Rains seen hampering coffee, cane harvest in Brazil, but will cease soon

SAO PAULO (Reuters) - Ample rains in most of the sugar and coffee areas in Brazil this week are expected to bring harvest operations to a halt, but forecasts indicate precipitation will pause at the end of this week and a prolonged dry period will follow.

According to Eikon’s Agriculture Weather Dashboard, coffee areas in the main producing area in the south of Minas Gerais state will receive around 15 millimeters (0.6 inch) of rain early this week.

The same pattern is seen for sugar cane areas such as Piracicaba and Ribeirão Preto, in the main sugar state of Sao Paulo.

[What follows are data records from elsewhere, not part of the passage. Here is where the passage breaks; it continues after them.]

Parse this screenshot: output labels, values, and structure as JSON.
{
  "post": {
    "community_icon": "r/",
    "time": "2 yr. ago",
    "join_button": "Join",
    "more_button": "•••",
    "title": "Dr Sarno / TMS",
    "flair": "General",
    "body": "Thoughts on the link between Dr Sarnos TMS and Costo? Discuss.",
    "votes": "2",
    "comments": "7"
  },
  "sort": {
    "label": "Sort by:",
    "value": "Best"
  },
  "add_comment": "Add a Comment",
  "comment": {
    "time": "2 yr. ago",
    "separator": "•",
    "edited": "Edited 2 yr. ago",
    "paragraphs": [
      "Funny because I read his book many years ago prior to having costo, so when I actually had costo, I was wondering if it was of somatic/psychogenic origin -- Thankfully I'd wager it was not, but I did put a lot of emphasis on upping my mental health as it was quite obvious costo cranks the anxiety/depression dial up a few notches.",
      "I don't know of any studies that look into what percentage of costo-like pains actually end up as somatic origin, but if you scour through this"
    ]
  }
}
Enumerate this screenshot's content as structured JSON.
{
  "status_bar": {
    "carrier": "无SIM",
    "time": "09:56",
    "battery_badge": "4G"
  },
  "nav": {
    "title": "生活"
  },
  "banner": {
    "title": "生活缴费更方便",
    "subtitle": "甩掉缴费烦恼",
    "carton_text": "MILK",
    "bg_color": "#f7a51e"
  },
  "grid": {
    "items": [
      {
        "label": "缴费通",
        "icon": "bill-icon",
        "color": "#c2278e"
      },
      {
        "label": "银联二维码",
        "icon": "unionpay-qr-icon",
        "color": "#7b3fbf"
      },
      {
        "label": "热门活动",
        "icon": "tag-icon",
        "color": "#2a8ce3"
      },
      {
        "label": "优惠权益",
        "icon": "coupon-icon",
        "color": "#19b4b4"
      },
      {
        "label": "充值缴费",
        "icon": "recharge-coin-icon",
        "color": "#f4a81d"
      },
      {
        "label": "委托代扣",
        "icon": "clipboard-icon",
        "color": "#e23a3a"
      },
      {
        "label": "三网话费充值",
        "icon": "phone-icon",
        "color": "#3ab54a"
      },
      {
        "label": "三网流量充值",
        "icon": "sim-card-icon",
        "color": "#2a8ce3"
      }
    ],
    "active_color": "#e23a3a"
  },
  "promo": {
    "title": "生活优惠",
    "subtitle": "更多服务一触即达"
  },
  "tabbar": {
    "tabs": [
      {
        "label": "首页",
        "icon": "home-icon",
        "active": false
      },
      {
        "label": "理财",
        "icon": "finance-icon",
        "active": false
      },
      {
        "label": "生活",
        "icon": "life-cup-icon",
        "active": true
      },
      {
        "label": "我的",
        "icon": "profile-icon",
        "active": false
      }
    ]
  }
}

In both cases, however, rains are expected to stop from Wednesday or Thursday and then some 10 days of dry weather should allow mills and coffee producers to resume harvest operations in good conditions.

“Many mills should stop harvesting, but they will be able to make up for the lost time through June,” said Celso Oliveira, an weather expert at Somar Meteorologia in Sao Paulo.

He says there has been more rains than normal this year, considering April and May, caused by the El Nino climate phenomenon. Oliveira says El Nino should continue to influence weather in Brazil until later this year.

“It could be good for cane plantations, but not so good for coffee,” he said.

Cana in general benefits from alternating weather, with periods of rain and dryness. For coffee, Oliveira said, rains during the winter time could impact quality of beans, and might impact flowering for next year’s crop.

“Coffee trees usually need a water stress to be able to bear more flowers when the spring comes,” he said.

Coffee analyst Pharos said in a report on Monday that most coffee areas in Brazil reported above-average precipitation for February, April and May, something that has disturbed farmers in their initial harvest work.

But since most of Brazil’s coffee is collected in June and July, there is time for an improvement on harvest and coffee drying operations.

Brazil is expected to harvest a smaller coffee crop this year, seen by analysts at between 53 million and 58 million 60-kg bags, compared to 63 million bags last year.

The center-south cane crop is seen stable compared with the previous season, at around 570 million tonnes.

Reporting by Marcelo Teixeira